Amazon Kindle Focus Remains Ebooks, Bezos Says CEO Jeff Bezos says the Kindle e-reader will compete against the Apple iPad by remaining dedicated to the e-reader experience, which seems in keeping with the mobile device's Version 2.5 software update, which will include social networking features, but only in an ebook context. By contrast, Barnes & Noble seems to be attempting to offer more PC-like functionality in its Nook e-reader with a beta Web browser and Android-based games. CEO Jeff Bezos indicated during an annual shareholders' meeting that the online retailer's Kindle e-reader would compete against the Apple iPad by focusing on the e-reader experience. Although the Kindle remains a strong seller, it faces increased competition from Apple's tablet device as well as from rival e-readers such as Barnes & Noble's Nook.

"The Kindle will compete with these LCD devices like the iPad by being a very focused product," Bezos told the audience on May 25, according to The Wall Street Journal. "Serious readers are going to want a purpose-built device, because it's an important activity for them."

Even though Bezos emphasized the Kindle device at the meeting, recent steps by suggest an increased focus on e-reader software. On May 19, the company announced updates to its free Kindle for PC application, a day after revealing that the e-reader software would be available "soon" on Android-based devices. Building out the software franchise could also be a sign that recognizes the multiple-front competition it faces in the e-reader space.

New features of Kindle for PC include a full-screen reading mode and the ability to edit notes and marks, change background color and adjust screen brightness. Kindle for PC uses Amazon's Whispersync technology to synchronize notes, bookmarks and last page read between a user's PC, smartphone and Kindle device.

In addition to dealing with competition from other e-readers and the iPad, will also have to compete against Google, which could begin selling ebooks online as early as June through its Google Editions service.

Google Editions will apparently let users read books on a variety of devices and will allow publishers to set prices for the works. That could help Google differentiate itself within the space, where publishers and e-reader manufacturers have been locked in periodic and tough negotiations over ebook prices. Should Google make good on that promise to publishers, it could potentially ignite another round of multiparty haggling over those prices.

Bezos' statement also seems in keeping with the Kindle device's latest software update, Version 2.5, which adds social networking functionality, kept strictly within the context of ebooks. The update, which has reportedly begun rolling out to some users, will allow readers to share passages via Facebook and Twitter and display parts of a reader's current book that the Kindle community finds most interesting.

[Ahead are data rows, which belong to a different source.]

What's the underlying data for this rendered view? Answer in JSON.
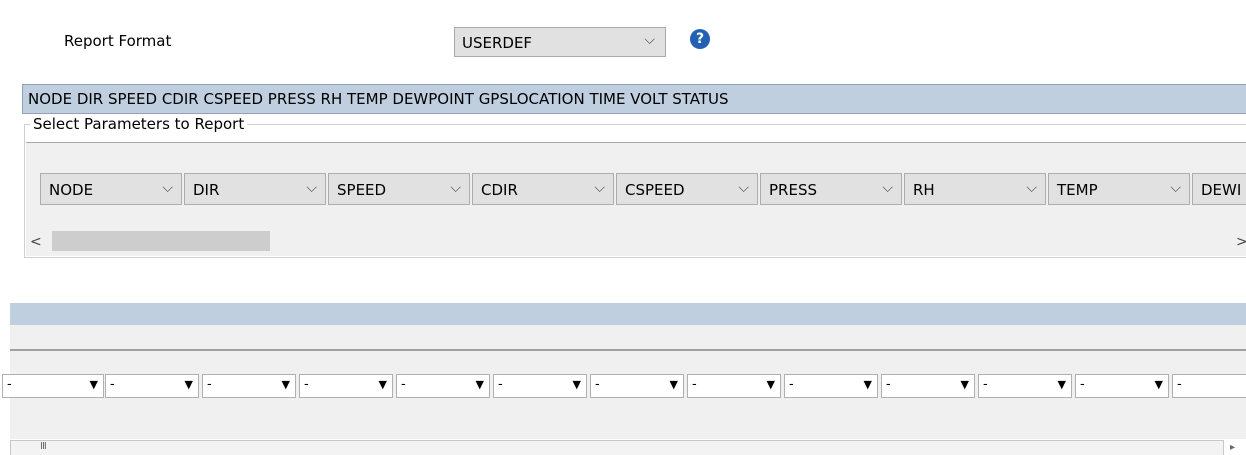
{
  "report_format": {
    "label": "Report Format",
    "selected": "USERDEF",
    "help_icon": "question-circle-icon"
  },
  "param_summary": "NODE DIR SPEED CDIR CSPEED PRESS RH TEMP DEWPOINT GPSLOCATION TIME VOLT STATUS",
  "param_group": {
    "title": "Select Parameters to Report",
    "combos": [
      "NODE",
      "DIR",
      "SPEED",
      "CDIR",
      "CSPEED",
      "PRESS",
      "RH",
      "TEMP",
      "DEWI"
    ]
  },
  "scroll": {
    "left_arrow": "<",
    "right_arrow": ">"
  },
  "lower": {
    "dropdowns": [
      "-",
      "-",
      "-",
      "-",
      "-",
      "-",
      "-",
      "-",
      "-",
      "-",
      "-",
      "-",
      "-"
    ],
    "grip": "III",
    "right_arrow": "▸"
  },
  "colors": {
    "header_bar": "#bfcfe0",
    "help_icon": "#2461b3",
    "panel_bg": "#f0f0f0"
  }
}
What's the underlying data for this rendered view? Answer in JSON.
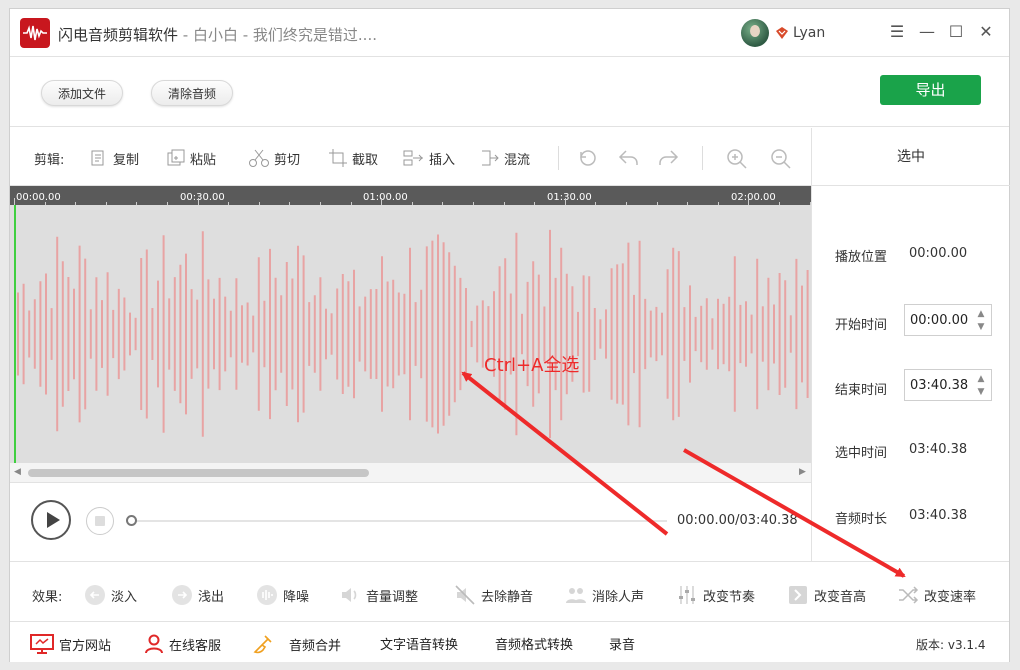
{
  "app": {
    "title": "闪电音频剪辑软件",
    "subtitle": " - 白小白 - 我们终究是错过....",
    "username": "Lyan"
  },
  "topbar": {
    "add_file": "添加文件",
    "clear_audio": "清除音频",
    "export": "导出"
  },
  "editbar": {
    "label": "剪辑:",
    "copy": "复制",
    "paste": "粘贴",
    "cut": "剪切",
    "crop": "截取",
    "insert": "插入",
    "mix": "混流"
  },
  "timeline": {
    "ticks": [
      "00:00.00",
      "00:30.00",
      "01:00.00",
      "01:30.00",
      "02:00.00"
    ]
  },
  "selection_panel": {
    "heading": "选中",
    "play_position_label": "播放位置",
    "play_position": "00:00.00",
    "start_label": "开始时间",
    "start_value": "00:00.00",
    "end_label": "结束时间",
    "end_value": "03:40.38",
    "selected_label": "选中时间",
    "selected_value": "03:40.38",
    "duration_label": "音频时长",
    "duration_value": "03:40.38"
  },
  "player": {
    "time_readout": "00:00.00/03:40.38",
    "progress": 0.0
  },
  "effects": {
    "label": "效果:",
    "fade_in": "淡入",
    "fade_out": "浅出",
    "denoise": "降噪",
    "volume": "音量调整",
    "remove_silence": "去除静音",
    "remove_vocals": "消除人声",
    "change_tempo": "改变节奏",
    "change_pitch": "改变音高",
    "change_speed": "改变速率"
  },
  "footer": {
    "website": "官方网站",
    "support": "在线客服",
    "merge": "音频合并",
    "tts": "文字语音转换",
    "format_convert": "音频格式转换",
    "record": "录音",
    "version": "版本: v3.1.4"
  },
  "annotation": {
    "text": "Ctrl+A全选"
  },
  "colors": {
    "accent_green": "#1aa34a",
    "logo_red": "#c8171e",
    "wave_bar": "#e8a3a3",
    "annotation_red": "#ee2a2a"
  }
}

By contrast, other e-reader manufacturers seem to be edging their devices slowly into the realm of tablet PCs. Barnes & Noble's recent unveiled software update for the Nook includes Android-based games such as "Sudoku" and chess, as well as a beta Web browser.

In another sign that the Kindle won't soon bulk up to compete with the iPad, Bezos reportedly said a color screen for the device "is still some ways out."